(Material provided)
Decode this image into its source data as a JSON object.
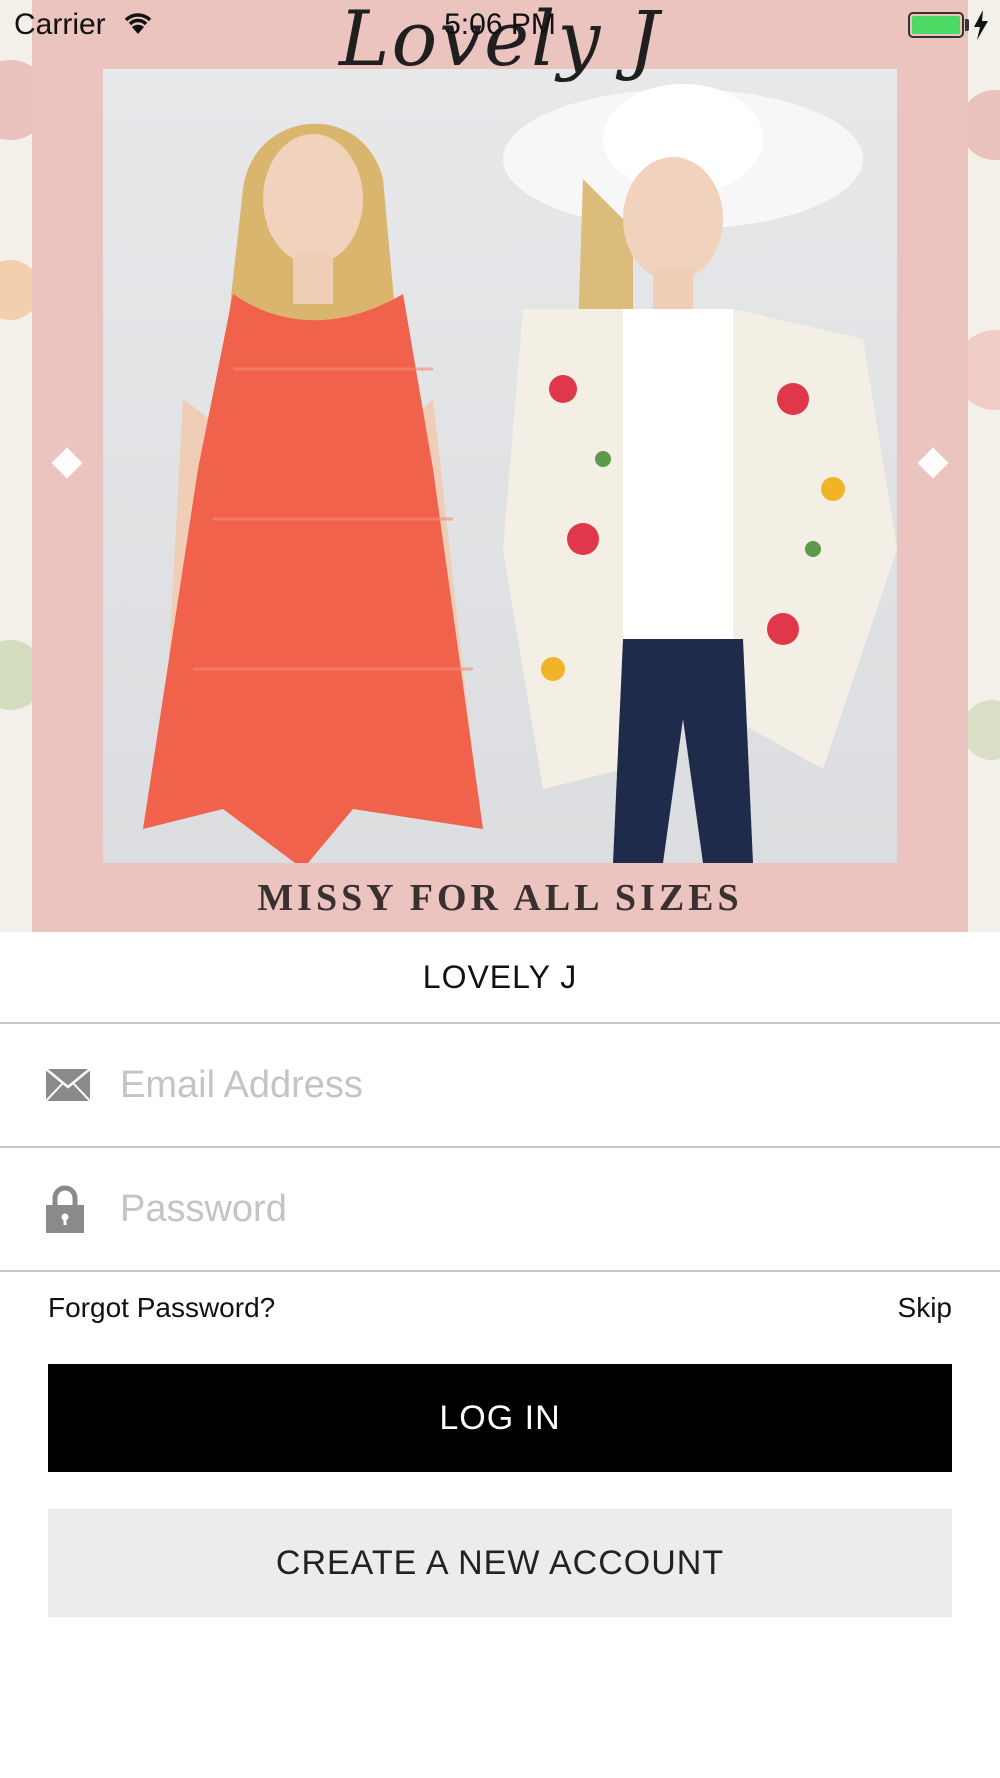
{
  "status_bar": {
    "carrier": "Carrier",
    "time": "5:06 PM",
    "wifi_icon": "wifi-icon",
    "battery_icon": "battery-icon",
    "battery_level": 1.0,
    "battery_color": "#4cd964"
  },
  "banner": {
    "logo_text": "Lovely J",
    "tagline": "MISSY FOR ALL SIZES",
    "frame_color": "#ebc3bf",
    "prev_icon": "diamond-prev-icon",
    "next_icon": "diamond-next-icon"
  },
  "store": {
    "title": "LOVELY J"
  },
  "form": {
    "email_icon": "envelope-icon",
    "email_placeholder": "Email Address",
    "email_value": "",
    "password_icon": "lock-icon",
    "password_placeholder": "Password",
    "password_value": "",
    "forgot_label": "Forgot Password?",
    "skip_label": "Skip"
  },
  "actions": {
    "login_label": "LOG IN",
    "create_label": "CREATE A NEW ACCOUNT",
    "login_bg": "#000000",
    "create_bg": "#ececec"
  }
}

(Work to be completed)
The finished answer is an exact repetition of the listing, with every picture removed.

(Task answer)
Decode this image into its source data as a JSON object.
{
  "status_bar": {
    "carrier": "Carrier",
    "time": "5:06 PM",
    "wifi_icon": "wifi-icon",
    "battery_icon": "battery-icon",
    "battery_level": 1.0,
    "battery_color": "#4cd964"
  },
  "banner": {
    "logo_text": "Lovely J",
    "tagline": "MISSY FOR ALL SIZES",
    "frame_color": "#ebc3bf",
    "prev_icon": "diamond-prev-icon",
    "next_icon": "diamond-next-icon"
  },
  "store": {
    "title": "LOVELY J"
  },
  "form": {
    "email_icon": "envelope-icon",
    "email_placeholder": "Email Address",
    "email_value": "",
    "password_icon": "lock-icon",
    "password_placeholder": "Password",
    "password_value": "",
    "forgot_label": "Forgot Password?",
    "skip_label": "Skip"
  },
  "actions": {
    "login_label": "LOG IN",
    "create_label": "CREATE A NEW ACCOUNT",
    "login_bg": "#000000",
    "create_bg": "#ececec"
  }
}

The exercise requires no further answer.